Can you name another commodity which every single one of the producers in the world is producing at a heavy loss? Have you seen another commodity price chart like this one, or this one, where price shot up on a straight line and then fall perpendicular down?
The excuse is lack of recent ESKOM news so people assume they have fixed South Africa's electricity crisis. I know better. Another excuse is slow economy and high gasoline price suppressed auto sales and reduced PGM metal demands in the auto catalytic converter sector. I know it's not true. Globally auto sales is still growing due to strong demand in emerging economies offsetting any fall back in western markets. According to General Motors (GM)'s own data, in the US market, even though GM delivered fewer vehicles to dealers in September comparing with a year ago, at the retail level, the retail sales were 303,300 in September, up from 255,744 in last September. That is 18.8% up y-o-y.

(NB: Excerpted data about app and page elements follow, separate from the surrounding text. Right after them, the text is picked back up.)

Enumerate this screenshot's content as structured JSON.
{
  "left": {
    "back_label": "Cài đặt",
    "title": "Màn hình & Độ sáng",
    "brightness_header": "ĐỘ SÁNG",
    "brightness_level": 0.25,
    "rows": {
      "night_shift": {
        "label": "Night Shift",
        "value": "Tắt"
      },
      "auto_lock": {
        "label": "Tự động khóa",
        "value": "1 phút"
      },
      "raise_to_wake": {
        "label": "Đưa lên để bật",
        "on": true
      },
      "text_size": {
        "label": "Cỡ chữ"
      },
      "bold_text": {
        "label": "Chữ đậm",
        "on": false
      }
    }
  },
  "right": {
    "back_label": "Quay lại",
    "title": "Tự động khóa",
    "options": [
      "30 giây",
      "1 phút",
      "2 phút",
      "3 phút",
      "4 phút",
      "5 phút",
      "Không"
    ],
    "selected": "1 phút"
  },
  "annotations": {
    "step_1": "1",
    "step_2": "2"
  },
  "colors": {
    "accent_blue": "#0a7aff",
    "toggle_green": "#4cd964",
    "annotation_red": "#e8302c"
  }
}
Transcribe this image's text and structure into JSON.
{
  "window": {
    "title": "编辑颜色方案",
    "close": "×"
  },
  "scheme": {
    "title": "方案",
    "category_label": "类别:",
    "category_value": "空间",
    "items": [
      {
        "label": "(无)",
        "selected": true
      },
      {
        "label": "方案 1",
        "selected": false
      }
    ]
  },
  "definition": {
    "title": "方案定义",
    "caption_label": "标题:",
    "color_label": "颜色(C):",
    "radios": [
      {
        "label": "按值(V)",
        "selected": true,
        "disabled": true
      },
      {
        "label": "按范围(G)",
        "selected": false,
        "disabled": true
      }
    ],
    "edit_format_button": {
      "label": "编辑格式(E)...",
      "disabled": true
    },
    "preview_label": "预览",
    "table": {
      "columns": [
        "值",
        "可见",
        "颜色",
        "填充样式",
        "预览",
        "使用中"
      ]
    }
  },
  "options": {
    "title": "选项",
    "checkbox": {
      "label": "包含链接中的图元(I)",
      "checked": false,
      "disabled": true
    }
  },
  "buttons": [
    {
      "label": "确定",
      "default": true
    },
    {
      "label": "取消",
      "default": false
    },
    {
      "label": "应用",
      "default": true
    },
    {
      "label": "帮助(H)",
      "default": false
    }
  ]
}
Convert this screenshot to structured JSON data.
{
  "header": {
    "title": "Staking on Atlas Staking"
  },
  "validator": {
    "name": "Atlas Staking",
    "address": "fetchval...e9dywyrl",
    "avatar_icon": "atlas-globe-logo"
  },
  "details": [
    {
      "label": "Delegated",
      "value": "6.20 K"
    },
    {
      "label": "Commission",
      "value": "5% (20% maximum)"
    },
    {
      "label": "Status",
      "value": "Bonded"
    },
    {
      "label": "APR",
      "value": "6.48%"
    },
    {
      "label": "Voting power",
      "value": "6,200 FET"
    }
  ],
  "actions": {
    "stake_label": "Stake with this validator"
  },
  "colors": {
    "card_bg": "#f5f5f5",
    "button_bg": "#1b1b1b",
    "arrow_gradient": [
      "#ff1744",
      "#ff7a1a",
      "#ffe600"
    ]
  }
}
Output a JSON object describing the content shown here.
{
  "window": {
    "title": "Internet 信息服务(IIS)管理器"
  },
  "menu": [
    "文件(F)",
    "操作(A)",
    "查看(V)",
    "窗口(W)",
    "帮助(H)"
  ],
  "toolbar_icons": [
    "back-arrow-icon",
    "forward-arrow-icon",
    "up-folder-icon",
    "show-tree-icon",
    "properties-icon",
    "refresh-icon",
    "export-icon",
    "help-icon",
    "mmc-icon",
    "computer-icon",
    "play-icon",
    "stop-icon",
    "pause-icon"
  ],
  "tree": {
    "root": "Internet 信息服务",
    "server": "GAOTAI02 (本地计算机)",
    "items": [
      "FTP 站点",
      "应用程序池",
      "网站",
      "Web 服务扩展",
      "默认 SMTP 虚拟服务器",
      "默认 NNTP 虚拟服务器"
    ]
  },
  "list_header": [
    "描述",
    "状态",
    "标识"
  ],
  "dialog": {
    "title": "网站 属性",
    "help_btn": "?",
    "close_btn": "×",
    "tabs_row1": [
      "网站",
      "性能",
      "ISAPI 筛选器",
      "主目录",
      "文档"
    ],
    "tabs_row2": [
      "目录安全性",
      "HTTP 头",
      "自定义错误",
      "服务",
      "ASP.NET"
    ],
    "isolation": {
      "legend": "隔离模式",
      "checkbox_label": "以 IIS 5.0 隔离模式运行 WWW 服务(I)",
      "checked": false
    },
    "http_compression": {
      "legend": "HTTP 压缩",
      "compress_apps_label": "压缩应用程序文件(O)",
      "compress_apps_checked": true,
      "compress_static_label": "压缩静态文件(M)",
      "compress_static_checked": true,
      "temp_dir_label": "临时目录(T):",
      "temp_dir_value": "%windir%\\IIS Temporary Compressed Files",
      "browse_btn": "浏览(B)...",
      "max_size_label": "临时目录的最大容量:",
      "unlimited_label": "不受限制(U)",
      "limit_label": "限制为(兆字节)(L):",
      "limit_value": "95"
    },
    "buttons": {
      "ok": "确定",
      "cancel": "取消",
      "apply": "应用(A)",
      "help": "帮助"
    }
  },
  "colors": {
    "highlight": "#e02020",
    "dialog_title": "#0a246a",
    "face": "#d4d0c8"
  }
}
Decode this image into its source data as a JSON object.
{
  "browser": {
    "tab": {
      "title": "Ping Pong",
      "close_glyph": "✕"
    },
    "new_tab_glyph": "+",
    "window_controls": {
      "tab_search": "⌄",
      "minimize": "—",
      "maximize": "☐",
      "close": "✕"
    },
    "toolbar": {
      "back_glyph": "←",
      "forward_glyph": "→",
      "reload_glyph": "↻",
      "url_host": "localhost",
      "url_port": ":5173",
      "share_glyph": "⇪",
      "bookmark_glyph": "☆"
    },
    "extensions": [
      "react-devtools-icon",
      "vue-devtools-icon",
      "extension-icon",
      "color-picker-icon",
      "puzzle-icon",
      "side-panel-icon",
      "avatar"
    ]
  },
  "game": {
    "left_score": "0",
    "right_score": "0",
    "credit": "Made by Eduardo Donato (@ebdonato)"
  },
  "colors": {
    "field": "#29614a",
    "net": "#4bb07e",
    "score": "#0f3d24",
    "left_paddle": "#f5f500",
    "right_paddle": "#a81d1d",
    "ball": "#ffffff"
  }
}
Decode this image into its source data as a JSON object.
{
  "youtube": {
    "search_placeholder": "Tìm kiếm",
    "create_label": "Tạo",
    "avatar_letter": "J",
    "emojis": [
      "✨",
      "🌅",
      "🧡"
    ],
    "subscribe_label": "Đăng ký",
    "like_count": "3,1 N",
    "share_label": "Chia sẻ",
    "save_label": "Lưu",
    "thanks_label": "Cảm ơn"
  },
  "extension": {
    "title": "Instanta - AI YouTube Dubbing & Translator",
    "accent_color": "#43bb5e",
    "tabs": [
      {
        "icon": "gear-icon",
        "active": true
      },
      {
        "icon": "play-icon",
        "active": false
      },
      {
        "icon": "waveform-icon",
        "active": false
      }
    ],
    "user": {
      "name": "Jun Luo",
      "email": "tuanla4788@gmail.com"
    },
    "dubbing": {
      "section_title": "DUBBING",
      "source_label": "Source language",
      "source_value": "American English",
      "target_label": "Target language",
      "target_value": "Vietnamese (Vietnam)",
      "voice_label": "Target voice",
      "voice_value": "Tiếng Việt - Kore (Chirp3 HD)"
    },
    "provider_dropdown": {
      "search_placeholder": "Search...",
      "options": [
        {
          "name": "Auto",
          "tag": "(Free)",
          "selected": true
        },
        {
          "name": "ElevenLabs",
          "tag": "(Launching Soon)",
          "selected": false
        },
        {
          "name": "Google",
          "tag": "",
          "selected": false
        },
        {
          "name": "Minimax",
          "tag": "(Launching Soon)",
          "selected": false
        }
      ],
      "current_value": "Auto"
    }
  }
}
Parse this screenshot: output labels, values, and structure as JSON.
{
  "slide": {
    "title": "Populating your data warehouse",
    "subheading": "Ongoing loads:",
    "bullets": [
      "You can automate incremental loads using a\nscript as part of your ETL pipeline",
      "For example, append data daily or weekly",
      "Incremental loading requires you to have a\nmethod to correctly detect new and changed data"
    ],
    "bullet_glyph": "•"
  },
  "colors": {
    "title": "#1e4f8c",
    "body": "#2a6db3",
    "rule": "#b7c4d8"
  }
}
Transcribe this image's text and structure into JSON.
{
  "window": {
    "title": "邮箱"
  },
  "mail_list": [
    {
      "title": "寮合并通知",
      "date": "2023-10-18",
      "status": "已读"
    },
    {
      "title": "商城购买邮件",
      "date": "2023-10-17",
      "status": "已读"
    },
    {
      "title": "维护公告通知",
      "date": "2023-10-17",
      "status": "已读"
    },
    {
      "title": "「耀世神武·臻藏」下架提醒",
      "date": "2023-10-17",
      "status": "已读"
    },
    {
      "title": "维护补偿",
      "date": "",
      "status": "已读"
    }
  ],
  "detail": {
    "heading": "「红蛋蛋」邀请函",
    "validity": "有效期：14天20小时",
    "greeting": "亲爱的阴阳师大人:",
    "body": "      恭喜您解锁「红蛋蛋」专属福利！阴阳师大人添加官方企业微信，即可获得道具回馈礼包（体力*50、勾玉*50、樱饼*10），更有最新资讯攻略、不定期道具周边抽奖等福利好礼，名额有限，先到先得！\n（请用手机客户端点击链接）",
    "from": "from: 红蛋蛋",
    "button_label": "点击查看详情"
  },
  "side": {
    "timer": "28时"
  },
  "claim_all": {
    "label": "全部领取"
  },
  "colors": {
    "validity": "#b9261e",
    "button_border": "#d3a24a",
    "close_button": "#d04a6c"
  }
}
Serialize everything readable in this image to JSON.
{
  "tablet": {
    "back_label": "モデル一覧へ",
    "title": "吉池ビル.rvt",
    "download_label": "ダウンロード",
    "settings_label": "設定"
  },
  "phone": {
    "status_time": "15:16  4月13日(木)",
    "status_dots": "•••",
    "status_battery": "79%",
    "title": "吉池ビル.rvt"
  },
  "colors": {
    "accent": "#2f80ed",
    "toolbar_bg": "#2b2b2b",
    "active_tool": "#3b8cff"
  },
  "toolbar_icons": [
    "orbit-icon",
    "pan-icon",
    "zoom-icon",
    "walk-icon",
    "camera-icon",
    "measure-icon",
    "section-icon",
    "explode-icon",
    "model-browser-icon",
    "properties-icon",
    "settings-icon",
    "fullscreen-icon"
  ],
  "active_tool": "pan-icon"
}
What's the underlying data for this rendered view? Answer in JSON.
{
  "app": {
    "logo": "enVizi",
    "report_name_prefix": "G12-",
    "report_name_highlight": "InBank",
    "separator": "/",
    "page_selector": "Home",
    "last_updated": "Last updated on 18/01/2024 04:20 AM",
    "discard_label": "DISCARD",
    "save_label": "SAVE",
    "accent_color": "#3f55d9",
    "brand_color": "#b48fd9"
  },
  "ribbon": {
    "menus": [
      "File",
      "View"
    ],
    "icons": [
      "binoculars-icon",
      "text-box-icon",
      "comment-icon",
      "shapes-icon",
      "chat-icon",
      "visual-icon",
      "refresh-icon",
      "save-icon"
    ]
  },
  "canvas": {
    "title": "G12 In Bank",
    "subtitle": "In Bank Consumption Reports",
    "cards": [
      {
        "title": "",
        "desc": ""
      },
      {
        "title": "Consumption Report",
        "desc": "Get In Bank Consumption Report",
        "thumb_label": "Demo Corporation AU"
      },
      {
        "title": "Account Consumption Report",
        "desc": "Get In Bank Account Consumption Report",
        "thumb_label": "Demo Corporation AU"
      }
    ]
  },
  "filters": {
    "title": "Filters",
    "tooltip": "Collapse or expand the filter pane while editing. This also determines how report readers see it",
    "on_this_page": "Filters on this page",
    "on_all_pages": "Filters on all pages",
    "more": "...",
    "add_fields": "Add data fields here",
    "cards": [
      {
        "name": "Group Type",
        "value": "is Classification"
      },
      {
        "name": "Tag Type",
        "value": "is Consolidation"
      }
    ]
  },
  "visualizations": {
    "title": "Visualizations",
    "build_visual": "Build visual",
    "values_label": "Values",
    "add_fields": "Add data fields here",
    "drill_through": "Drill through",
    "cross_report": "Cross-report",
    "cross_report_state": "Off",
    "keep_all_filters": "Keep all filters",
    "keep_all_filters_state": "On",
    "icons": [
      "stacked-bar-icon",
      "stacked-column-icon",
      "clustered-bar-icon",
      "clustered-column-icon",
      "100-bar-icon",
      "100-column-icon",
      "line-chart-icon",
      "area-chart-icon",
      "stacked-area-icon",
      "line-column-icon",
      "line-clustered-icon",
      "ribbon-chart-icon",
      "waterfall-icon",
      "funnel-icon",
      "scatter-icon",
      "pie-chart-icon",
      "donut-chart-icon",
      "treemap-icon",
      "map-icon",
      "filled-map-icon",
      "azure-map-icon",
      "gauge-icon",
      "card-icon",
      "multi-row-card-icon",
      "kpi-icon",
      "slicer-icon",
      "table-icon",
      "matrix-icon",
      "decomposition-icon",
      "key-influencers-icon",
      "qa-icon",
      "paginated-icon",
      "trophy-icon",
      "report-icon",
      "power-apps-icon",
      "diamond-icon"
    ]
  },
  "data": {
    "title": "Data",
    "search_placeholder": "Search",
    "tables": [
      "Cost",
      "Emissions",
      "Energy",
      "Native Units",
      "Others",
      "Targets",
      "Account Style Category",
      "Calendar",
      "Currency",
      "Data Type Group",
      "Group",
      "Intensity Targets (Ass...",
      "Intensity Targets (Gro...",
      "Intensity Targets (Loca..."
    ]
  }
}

The credit crisis forced auto makers and dealers to massively reduce inventory, but people still need vehicles for their daily needs. Higher gasoline pushes up demand from people to junk their oil guzzlers in favor of a new fuel efficient car. Even for those people who decide to keep their old vehicle longer, the catalytic converter in their old vehicle will be unavailable for recycling, so it doesn't change the PGM supply/demand balance.
More over, the lesson from the year 1980 is that although auto demand did collapse that year, platinum and palladium price nevertheless run to a peak together with gold and silver, as investors hoard all precious metals as safe haven assets at that time. When there is significant investment demand of the physical metal, the industry demand becomes a moot argument.
Absurdity is now the norm of the marketplace. Like in the global coal market, I discussed on June 20th, 08 that the global coal supply and demand is largely balanced, with abundant coal reserve. I did not know how the coal price managed to triple in a few months, and called for folks invested in coal stocks, like ACI, ANR, BTU, CNX, FCL, FDG, JRCC, to take profit. The call was proven to be timely. The plummeting dry shipper stocks, like DryShips (DRYS), suggests there is not a lot of coal shipped across the oceans, so US coal market remains a local market. Amid a looming US economic depression, I see the US coal market as bearish in short to mid-term. Get out of any coal stock at the next rally! I am seeing JRCC dropping to the low $10-ish, for example.
Natural gas is a different story and remains bullish due to fast depletion of conventional natural gas sources, and drop of imported LNG volume. I own some NGAS and UNG by the way.
Needless to say I am still heavily invested in SWC and PAL, two of my favorite palladium stocks, and I suffer heavy losses in them. I have repeatedly checked my original thesis of a palladium super bull market but could not find anything wrong. I still believe this is one of the best investments I can find in short term, so I am sticking to my convictions. Is it any strange that today logic and rational thinking has been replaced by manipulation, distortion and absurdity? Otherwise we would not have a global financial crisis like we see today. At the end of day things will have to return to the way natural laws mean them to be. As billionaire Mr. George Kaiser is still patiently holding nearly a majority stake in PAL, I think I have patience to wait for natural things to happen as well.
Full Disclosure: The author is heavily invested in SWC and PAL, and also owns OMG, SLV, PAAS, HL, SIL, NGAS and UNG.